“Each voice is equally important,” he says. “There’s no such thing as a leading voice or an accompanying voice, they all take turns in leading and accompanying and counteracting, which is the very essence of counterpoint. That strikes me as a rather interesting metaphor for the kind of world we live in – a world of many voices.”
Another thread running through the festival are Bach’s six Cello Suites, which will be performed by six cellists – Daniel Yeadon, Lydia Shelley, Blair Harris, Miles Mullin-Chivers, David Pereira and Anton Baba – in six Bach for Breakfast concerts. “It’s my little personal tribute to Pablo Casals,” Peelman says. “Casals always said, ‘in order to start my day, I need Bach.’ It’s like the shower or a ritual cleansing before the day starts. Six Suites presented for breakfast – and what better way to start the day?”
In keeping with the idea of counterpoint, the festival will feature not just one composer in residence at this year’s festival, but a collective, consisting of Nick Wales, Bree Van Reyk and Jess Green. “They work naturally together as improvisers, composers,” Peelman explains. “They are broad thinkers and work across many different styles. They really think outside the box.”
So while Bach’s spirit is at the centre of the festival, Peelman is embracing a wide array of music and musicians. “Who would have thought that someone living in a small provincial town in Germany, would create a body of work that remained relevant to virtually every single generation since?”
Peelman cites Glenn Gould’s version of the famous Goldberg Variations, alongside festival guest Dan Tepfer. “Dan is a jazz pianist who performs the variations alternating with his own improvisations. Bach was a great improviser, we should never forget that,” he says.

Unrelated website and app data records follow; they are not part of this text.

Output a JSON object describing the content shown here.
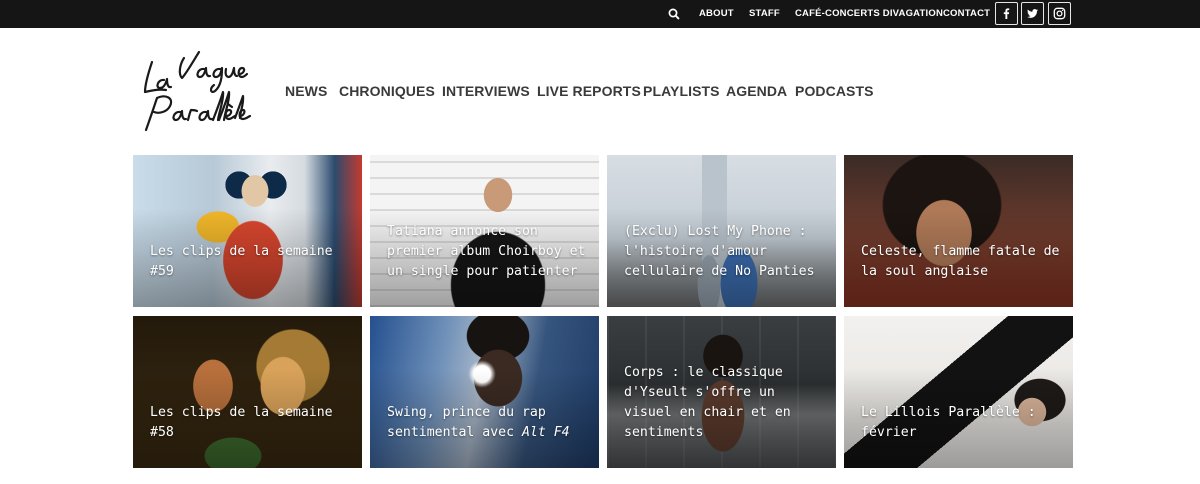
{
  "topbar": {
    "search_icon": "search-icon",
    "links": [
      "ABOUT",
      "STAFF",
      "CAFÉ-CONCERTS DIVAGATION",
      "CONTACT"
    ],
    "social": [
      {
        "name": "facebook",
        "glyph": "f"
      },
      {
        "name": "twitter",
        "glyph": "twitter-bird"
      },
      {
        "name": "instagram",
        "glyph": "instagram-camera"
      }
    ]
  },
  "header": {
    "logo_text": "La Vague Parallèle",
    "nav": [
      "NEWS",
      "CHRONIQUES",
      "INTERVIEWS",
      "LIVE REPORTS",
      "PLAYLISTS",
      "AGENDA",
      "PODCASTS"
    ]
  },
  "articles": [
    {
      "title": "Les clips de la semaine #59"
    },
    {
      "title": "Tatiana annonce son premier album Choirboy et un single pour patienter"
    },
    {
      "title": "(Exclu) Lost My Phone : l'histoire d'amour cellulaire de No Panties"
    },
    {
      "title": "Celeste, flamme fatale de la soul anglaise"
    },
    {
      "title": "Les clips de la semaine #58"
    },
    {
      "title_main": "Swing, prince du rap sentimental avec ",
      "title_em": "Alt F4"
    },
    {
      "title": "Corps : le classique d'Yseult s'offre un visuel en chair et en sentiments"
    },
    {
      "title": "Le Lillois Parallèle : février"
    }
  ],
  "colors": {
    "topbar_bg": "#151515",
    "nav_text": "#3a3a3a",
    "caption_text": "#ffffff"
  }
}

“Ever since Mendelssohn started the Bach revival in the 1820s, generation after generation has rediscovered Bach and has found different ways of performing, reinterpreting, and transcribing Bach,” Peelman says. “In this day and age we have people who interpret Bach from a historical perspective, on period instruments with gut strings, in historic tuning and temperament systems, whilst you can play Bach on marimba or hear a Bach fugue played by a saxophone quartet and it can all sound very convincing.”
“Our festival really is a discovery festival. A way to discover certain aspects of Bach which are not so obvious, and to rediscover the Bach you know and love already.”
“It has been very nice to concentrate on one figure and at the same time create something incredibly diverse, like the world is today – with different tastes and different people speaking different languages, even though we may all have the same smart phones.”
Roland Peelman’s Festival Highlights
Bach’s St John Passion
In the opera/oratorio slot this year is Bach’s St John Passion, with Bach Akademie Australia and a stunning line-up of Australians singing the solos and chorus parts. “It is an amazing piece,” Peelman says, putting you bang in the middle of the action. “Of course it has great reflective moments, but the action, the dialogue between Pilate, the Crowd, Christ, the Evangelist (the narrator) is so vivid – so dramatic!”
The Brodsky Quartet
“We’re very proud to have the Brodsky Quartet returning to Canberra,” Peelman says. The British Quartet will spar with French ensemble Quatuor Voce in a concert titled Brexit Blues – “negotiating over Elgar and Franck” – before performing a recital on their own.
“They have assembled a program entirely based around fugues,” Peelman explains, featuring Bach, Mozart and Beethoven and culminating in Bartók’s String Quartet No 1.
Canberra-born violinist Kristian Winther tackles all of Bach’s solo violin works – from the sonatas to the partitas – in an epic odyssey across one day of the festival. “That experience you may only have once in your life,” says Peelman. “It’s both a technical and creative tour de force. This is music that transcends all boundaries. In these six works Bach crosses the borders of what is physically, humanly possible on a violin.”
Canberra International Music Festival takes place in venues across Canberra May 2 – 12. Tickets are on sale now.